Eleven of 14 antibody tests available on the market for the Coronavirus Disease 2019 (COVID-19) have an accuracy of 95 percent up, but doctors say these still need to be tweaked to "restart the world's economy," according to the Daily Mail.
The tests were split into two separate studies by a team of 50 researchers under the COVID Testing Project. They were partly funded by the Chan Zuckerburg Biohub, the charity of Facebook CEO Mark Zuckerburg and his wife Priscilla Chan.
The researchers sampled the blood of 80 participants who have COVID-19. 108 blood samples donated before the pandemic and 52 blood samples from people with other viral infections but tested negative for COVID-19 were also taken.
Chan Zuckerburg Biohub and Massachusetts General Hospital found that only three tests had an accuracy rate of over 99 percent. These were made by Sure Biotech, Wondfo Biotech, and the researchers' in-house. Eight other tests scored 95 percent.

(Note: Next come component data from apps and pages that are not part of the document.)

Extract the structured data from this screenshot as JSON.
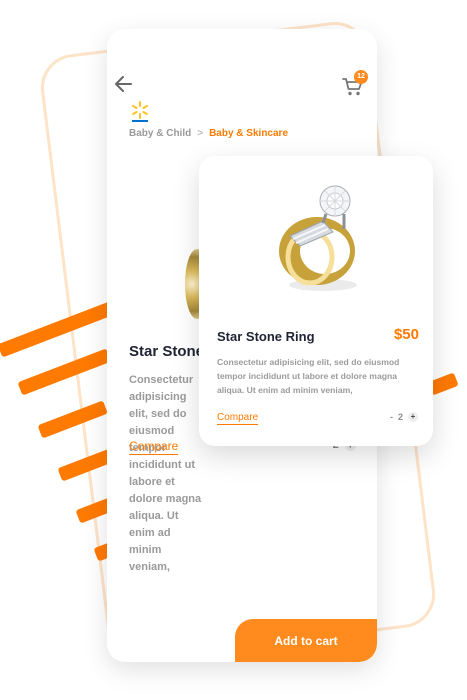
{
  "nav": {
    "back_icon": "arrow-left-icon",
    "cart_icon": "cart-icon",
    "cart_count": "12"
  },
  "store": {
    "logo": "walmart-logo"
  },
  "breadcrumb": {
    "items": [
      "Baby & Child",
      "Baby & Skincare"
    ],
    "separator": ">"
  },
  "product": {
    "title": "Star Stone Ring",
    "price": "$50",
    "description": "Consectetur adipisicing elit, sed do eiusmod tempor incididunt ut labore et dolore magna aliqua. Ut enim ad minim veniam,",
    "compare_label": "Compare",
    "quantity": "2",
    "decrease_label": "-",
    "increase_label": "+"
  },
  "actions": {
    "add_to_cart_label": "Add to cart"
  },
  "colors": {
    "accent": "#ff7a00",
    "title_text": "#1f2333",
    "muted_text": "#9a9a9a"
  }
}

Sure Biotech had a 100 percent specificity. This means the test was able to generate a negative result correctly for people without COVID-19. Specificity is also known as the "true negative" rate.
The COVID Testing Project studied 12 tests with a specificity of 84 percent, while Massachusetts General Hospital has yet to release the data for the two tests it studied. "The New York Times included it in a survey of all 14 this weekend," according to the Daily Mail.
According to HealthNewsReview, "A high-specificity test will correctly rule out almost everyone who doesn't have the disease and won't generate many false-positive results."
The researchers also studied tests from Bioperfctus, BioMedics, DecomBio, DeepBlue, Epitope ELISA, Innovita, Premier, UCP Bioscience, and VivaDiag.
Numerous tests are being sold to the United States by manufacturers - some of them antibody tests that will hopefully reveal immunity to COVID-19.
However, the tests are raising questions and doubts because they are not yet FDA-approved. The research is not peer reviewed yet.
As of April 28, the pandemic has over 3.04 million confirmed cases, 895,000 recoveries, and 211,000 deaths.
According to the Daily Mail, "Many [tests] return false positive results and it remains unconfirmed that even when antibodies are accurately detected, that they offer long-term immunity to the virus."
Dr. Alexander Marson, one of the leading scientists on the 14-test project, said, "There are multiple tests that look reasonable and promising. That's some reason for optimism."
But some doctors like infectious diseases expert Dr. Michael Osterholm from the University of Minnesota said, "It seems like all of a sudden, everybody just decided that antibody tests are going to give them some grand answer."
It's also dangerous to rely on them, according to epidemiologist Saskia Poepscu from George Mason University to the New York Times.
But the results of the study, researchers said, can be useful against COVID-19. The Daily Mail said, "so long as the data is being read properly by well-trained scientists, it can work as a tool to beating the pandemic."